(The Center Square) – While gas prices have soared nationwide this year, average prices at the pump have remained among the lowest in Oklahoma and Texas, in part because they are significant oil and gas hubs for the nation.
The lowest current average regular gas prices per gallon are $2.822 in Oklahoma and $2.825 in Texas. Oklahomans have had the lowest prices nationwide throughout the surge of gas prices this fall, AAA reports. In the spring, Oklahoma’s average gas prices were the sixth-lowest in the nation.
On Dec. 21, AAA Texas Weekend Gas watch reported that Texas’ statewide gas price average was $2.89 for a gallon of regular unleaded fuel.
By Christmas, Texans visiting the Gulf in Galveston paid $2.44 a gallon, lower than other areas near Houston, where prices averaged $2.89 a gallon.
However, gas prices in Texas are still around a dollar more than they were last Christmas. And last spring, while both states were under lockdown, average gas prices were $1.52 a gallon in Oklahoma and in the Sherman/Denison area Texans were paying around $1.17 a gallon.
As of Dec. 28, 2021, the average price for regular unleaded fuel in Texas was $2.87 a gallon, AAA Texas reports, compared to the national average of $3.28.
In November, regular gasoline retail prices averaged $3.39 a gallon nationally, the U.S. Energy Information Agency reports. That’s 10 cents a gallon more than it was in October and $1.29 a gallon more than it was last November.
November’s monthly average was the highest since September 2014, the EIA adds.
The agency forecasts that retail gasoline prices will fall to $3.01 a gallon in January and $2.88 a gallon, on average, in 2022.
Total U.S. crude oil production was an estimated at 11.7 million barrels a dayin November, the agency notes. It’s forecasting an increase to an average of 11.8 million barrels a day in 2022 and an average of 12.1 million barrels a day in the fourth quarter of 2022.
Prices at the pump are greatly impacted by the West Texas Intermediate Index, the benchmark for North America, which serves as a reference point for buyers and sellers of crude oil. They’re also impacted by U.S. EIA, API and OPEC+ reports, and a range of public policies decisions.
The WTI’s crude oil is sourced from the Permian and Delaware Basins of Texas and New Mexico, and is refined in the Gulf of Mexico and the Midwest. The point of delivery for its physical exchange and price settlement has historically been Cushing, Oklahoma, known as the “Pipeline Crossroads of the World.” But through new pipeline access the same crude is trading for export as AGS at U.S. Gulf ports.
In 2020 and 2021, WTI production plummeted for lack of drilling and completing new wells.
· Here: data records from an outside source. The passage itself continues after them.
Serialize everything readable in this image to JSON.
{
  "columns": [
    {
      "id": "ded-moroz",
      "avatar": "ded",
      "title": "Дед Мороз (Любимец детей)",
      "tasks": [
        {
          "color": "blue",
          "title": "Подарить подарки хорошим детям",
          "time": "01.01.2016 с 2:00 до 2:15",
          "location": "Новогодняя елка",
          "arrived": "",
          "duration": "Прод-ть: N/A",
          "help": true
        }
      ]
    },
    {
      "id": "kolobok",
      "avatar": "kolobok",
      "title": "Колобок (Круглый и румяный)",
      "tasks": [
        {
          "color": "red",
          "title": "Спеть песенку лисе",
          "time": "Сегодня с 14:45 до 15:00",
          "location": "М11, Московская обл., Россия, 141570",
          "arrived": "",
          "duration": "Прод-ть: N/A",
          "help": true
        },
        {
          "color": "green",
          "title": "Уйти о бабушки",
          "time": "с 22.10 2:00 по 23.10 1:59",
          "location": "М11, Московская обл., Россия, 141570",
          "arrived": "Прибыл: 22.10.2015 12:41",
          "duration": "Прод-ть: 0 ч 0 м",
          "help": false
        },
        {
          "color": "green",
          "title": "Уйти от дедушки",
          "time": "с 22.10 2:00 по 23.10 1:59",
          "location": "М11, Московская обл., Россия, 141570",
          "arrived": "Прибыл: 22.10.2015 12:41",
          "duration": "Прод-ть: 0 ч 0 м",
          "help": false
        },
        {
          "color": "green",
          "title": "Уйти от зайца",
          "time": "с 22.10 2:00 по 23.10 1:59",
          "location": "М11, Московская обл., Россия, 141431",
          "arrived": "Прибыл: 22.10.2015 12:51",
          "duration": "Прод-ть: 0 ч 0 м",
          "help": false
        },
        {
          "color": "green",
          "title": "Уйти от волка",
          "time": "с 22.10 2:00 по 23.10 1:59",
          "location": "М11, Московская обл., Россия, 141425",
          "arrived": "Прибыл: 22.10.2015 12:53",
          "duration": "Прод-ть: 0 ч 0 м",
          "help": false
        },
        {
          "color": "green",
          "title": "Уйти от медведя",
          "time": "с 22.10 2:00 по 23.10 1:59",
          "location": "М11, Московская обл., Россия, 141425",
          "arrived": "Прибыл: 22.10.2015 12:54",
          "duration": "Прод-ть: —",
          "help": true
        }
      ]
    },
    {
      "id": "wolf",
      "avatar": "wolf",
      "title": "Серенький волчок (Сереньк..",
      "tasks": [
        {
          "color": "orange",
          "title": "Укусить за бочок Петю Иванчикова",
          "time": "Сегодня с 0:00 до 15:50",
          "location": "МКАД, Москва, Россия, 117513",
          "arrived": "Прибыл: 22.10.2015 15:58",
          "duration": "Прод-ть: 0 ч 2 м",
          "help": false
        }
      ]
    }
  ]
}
Adequate crude supplies provided lower prices at the pump when the WTI crude oil average per barrel was $56.99 in 2019 and even lower when its average was $39.17 a barrel in 2020 – after it hit a low of negative $40 a barrel on April 20, 2020.
Gas prices at the pump increased as the WTI reached an average $67.87 a barrel in 2021. The EIA projects the WTI average to be $66.42 a barrel in 2022; Wall Street analysts project it to be much higher.
Nationally, the average price for a regular gallon of gas was $2.60 in 2019, $2.18 in 2020, and $3.00 in 2021, the EIA reports, projecting the average to be $2.88 a gallon in 2022.
On-highway retail for diesel fuel per gallon was $3.09 in 2019, $2.56 in 2020, and $3.28 in 2021, the EIA reports, projecting the average to be $3.19 a gallon in 2022.
Following Texas and Oklahoma, 13 states have average gas prices under $3 a gallon, Gas Buddy reports. The majority of states’ average gas prices are over $3 a gallon. California and Hawaii have consistently had the highest average gas prices in the nation, in part to higher taxes, with average gas prices now over $4 a gallon.
Unlike the EIA’s projections, GasBuddy expects average gas prices to increase nationally next year to around $3.41 a gallon with a peak in May that could reach $4 a gallon. Gas Buddy analyst Patrick De Haan told CNN: “We could see a national average that flirts with, or in a worst-case scenario, potentially exceeds $4 a gallon.”
De Haan says with the WTI reaching $76 a barrel, “Expect a spike soon in the Great Lakes, which could push the national average up a few cents soon. West Coast could see some increases soon too.”